Let’s take a deeper look at worldbuilding terrain, climate and maps!

Storytellers often ask “where do I start worldbuilding?” We’ve covered abstract ideas like purpose, inspiration and themes. But often, writers and game masters are searching for something more practical. Now, it’s time to get concrete – and it doesn’t get any more concrete than the ground beneath your feet!

Of course, those mountains, hills and valleys will be shaped by other natural forces over time, so it also makes sense to look up to the sky – and consider climate, weather, and waterways. Lastly, while you can write beautiful descriptions of these aspects of your world, in many cases you’re best served with a more visual representation.

Worldbuilding Terrain

When we talk about worldbuilding terrain, we’re looking at how the land affects the people who live there and how those people change the land they inhabit. Think about it: mountains, rivers, and forests all shape how societies develop. For example, mountainous regions often lead to isolated communities, while fertile plains can support big civilizations. It’s all about what resources are available—like water and good land—and how easy it is to move around. Rivers and mountain ranges form natural borders, and those borders affect the people on either side.

On the flip side, humans and other sapient species can make a big impact on the land, too. Our cities, farms, and roads change the landscape. Sometimes, this can be good, like building cities near rivers for trade. Other times, it can cause problems, like cutting down too many trees or polluting the air. The world we build reflects our values and the way we live.

Terrain isn’t just a backdrop—it’s part of the story. In fantasy, tough terrain might represent challenges for the hero. In dystopian stories, ruined landscapes show us a world in trouble.
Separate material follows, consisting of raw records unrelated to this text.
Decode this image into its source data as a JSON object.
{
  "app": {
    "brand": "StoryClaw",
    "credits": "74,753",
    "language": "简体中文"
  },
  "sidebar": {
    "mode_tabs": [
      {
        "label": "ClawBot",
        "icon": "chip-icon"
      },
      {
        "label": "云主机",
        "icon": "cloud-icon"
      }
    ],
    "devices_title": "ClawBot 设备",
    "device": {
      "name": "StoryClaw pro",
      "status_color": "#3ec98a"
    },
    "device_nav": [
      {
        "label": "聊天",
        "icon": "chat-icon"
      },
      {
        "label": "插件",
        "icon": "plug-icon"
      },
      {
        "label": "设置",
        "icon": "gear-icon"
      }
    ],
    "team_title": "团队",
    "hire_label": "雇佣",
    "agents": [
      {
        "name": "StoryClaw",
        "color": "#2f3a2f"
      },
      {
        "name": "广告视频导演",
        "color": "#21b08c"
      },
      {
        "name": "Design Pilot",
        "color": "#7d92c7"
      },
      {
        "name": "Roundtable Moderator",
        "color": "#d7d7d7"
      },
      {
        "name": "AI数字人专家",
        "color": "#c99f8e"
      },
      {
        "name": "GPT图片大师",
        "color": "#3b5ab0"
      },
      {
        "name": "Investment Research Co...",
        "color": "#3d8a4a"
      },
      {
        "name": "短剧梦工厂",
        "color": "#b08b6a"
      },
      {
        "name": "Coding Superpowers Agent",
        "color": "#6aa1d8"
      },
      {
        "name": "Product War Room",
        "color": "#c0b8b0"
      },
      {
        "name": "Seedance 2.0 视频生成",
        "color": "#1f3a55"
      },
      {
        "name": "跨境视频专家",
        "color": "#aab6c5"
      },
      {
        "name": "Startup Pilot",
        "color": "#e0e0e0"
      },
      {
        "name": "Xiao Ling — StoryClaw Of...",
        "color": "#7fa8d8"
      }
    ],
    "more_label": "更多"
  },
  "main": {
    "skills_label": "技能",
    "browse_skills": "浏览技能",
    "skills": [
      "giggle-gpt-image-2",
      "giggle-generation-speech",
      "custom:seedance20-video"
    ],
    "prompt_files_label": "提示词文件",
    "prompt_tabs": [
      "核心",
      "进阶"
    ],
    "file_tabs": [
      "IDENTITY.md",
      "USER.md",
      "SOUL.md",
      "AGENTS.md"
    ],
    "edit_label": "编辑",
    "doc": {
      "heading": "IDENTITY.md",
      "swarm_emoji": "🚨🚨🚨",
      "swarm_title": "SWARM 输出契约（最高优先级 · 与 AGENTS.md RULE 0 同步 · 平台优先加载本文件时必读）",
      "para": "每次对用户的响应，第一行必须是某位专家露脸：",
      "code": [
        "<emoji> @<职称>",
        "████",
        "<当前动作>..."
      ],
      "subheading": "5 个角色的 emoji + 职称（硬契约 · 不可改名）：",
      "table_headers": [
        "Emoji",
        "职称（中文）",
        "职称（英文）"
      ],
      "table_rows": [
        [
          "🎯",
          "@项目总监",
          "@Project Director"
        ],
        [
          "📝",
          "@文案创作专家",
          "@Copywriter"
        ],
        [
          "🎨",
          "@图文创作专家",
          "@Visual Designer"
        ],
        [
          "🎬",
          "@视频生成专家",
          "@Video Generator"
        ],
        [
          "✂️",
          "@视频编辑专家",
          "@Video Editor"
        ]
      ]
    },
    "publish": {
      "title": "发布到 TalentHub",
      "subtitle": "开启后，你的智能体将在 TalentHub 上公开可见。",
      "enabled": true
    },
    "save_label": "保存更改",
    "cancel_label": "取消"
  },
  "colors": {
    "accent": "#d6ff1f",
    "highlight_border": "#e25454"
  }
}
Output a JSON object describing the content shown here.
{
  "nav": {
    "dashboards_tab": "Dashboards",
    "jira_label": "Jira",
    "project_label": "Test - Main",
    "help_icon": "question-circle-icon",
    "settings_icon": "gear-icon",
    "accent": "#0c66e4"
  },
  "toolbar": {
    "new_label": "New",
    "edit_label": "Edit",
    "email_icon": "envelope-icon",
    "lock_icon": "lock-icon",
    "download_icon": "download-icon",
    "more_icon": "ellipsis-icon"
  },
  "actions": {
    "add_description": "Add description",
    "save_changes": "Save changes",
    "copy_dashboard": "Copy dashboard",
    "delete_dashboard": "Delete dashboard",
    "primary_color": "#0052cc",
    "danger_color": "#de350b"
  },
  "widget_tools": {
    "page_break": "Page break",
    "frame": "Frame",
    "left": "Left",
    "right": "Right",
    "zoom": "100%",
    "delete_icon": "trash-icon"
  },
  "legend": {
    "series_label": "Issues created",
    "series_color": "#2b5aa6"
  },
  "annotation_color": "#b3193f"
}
Whether it’s a game or a book, the geography shapes the characters and the plot.

Worldbuilding Climate

The climate of a place affects how people live, what they eat, and how they interact with each other. For instance, in hot, dry regions, people might rely on irrigation to grow crops, while in colder climates, they might focus on hunting or fishing. Trade winds and ocean currents also play a big role in shaping coastal cultures and economies by influencing trade routes and migration patterns. Plus, the availability of resources like water, timber, and metals can determine the success or failure of civilizations.

To grasp how climate works, you need to consider factors like astronomy, planetary movement, and tides. The tilt of a planet’s axis and its orbit around the sun determine the seasons and overall temperature patterns.

The movement of oceans and atmosphere redistributes heat around the globe, creating regional climates like deserts, rainforests, and tundras. This is one reason storytellers often criticize single-biome worlds, like a “desert planet” or “jungle planet” as unrealistic. Even the gravitational pull of the moon affects tides, which can impact coastal communities and ecosystems. All these factors together make up the complex system we call climate.

In storytelling, climate can set the stage for the themes of a game or novel setting. In a survival game set in a harsh desert, the climate might emphasize themes of resilience and adaptation. In a mystery novel set in a foggy coastal town, the climate could create an atmosphere of suspense and uncertainty. Whether it’s a fantasy realm or a science fiction universe, the climate adds depth and realism to the world, shaping the characters’ experiences and driving the plot forward.

Mapping Your World

Starting with an entire world map might not always be the best idea when you’re building a fictional world. You might feel trapped by early decisions, and hesitate to incorporate new ideas if they don’t fit. Mapping your entire world locks down a lot in terms of terrain, land masses, and the overall shape of your setting.

On the other hand, making a region map can be wildly helpful, especially if geography plays a big role in your story. Mapping a region leaves you room for mystery, exploration and adaptation. If your characters or players are going on a journey, it can be useful to have a map to show where they’re going and what they might encounter along the way. Also, making a map can help you visualize your world and figure out how different places relate to each other.

Maps aren’t just for finding your way around—they’re also powerful storytelling tools. A map can help set the tone for your story and give readers or players a sense of place. It can also reveal important information about the world, like where the main cities are or where the dangerous places lie. By using a map in your worldbuilding, you can create a richer, more immersive experience for your audience.

Survey the Landscape

You’ve made a lot of progress by the time you start mapping out your terrain and biomes. Following your worldbuilding checklist, you’ve gotten clear on your concept, chosen a few pillar topics for deep lore, and started sketching out the lay of the land. That’s huge!

But an empty world is pretty boring, so next we’re going to start populating your setting. We’ll dive into culture, religion, and magic systems. We’ll also offer advice and resources to stay organized – so your setting is truly useful. Be sure to subscribe, so you don’t miss it!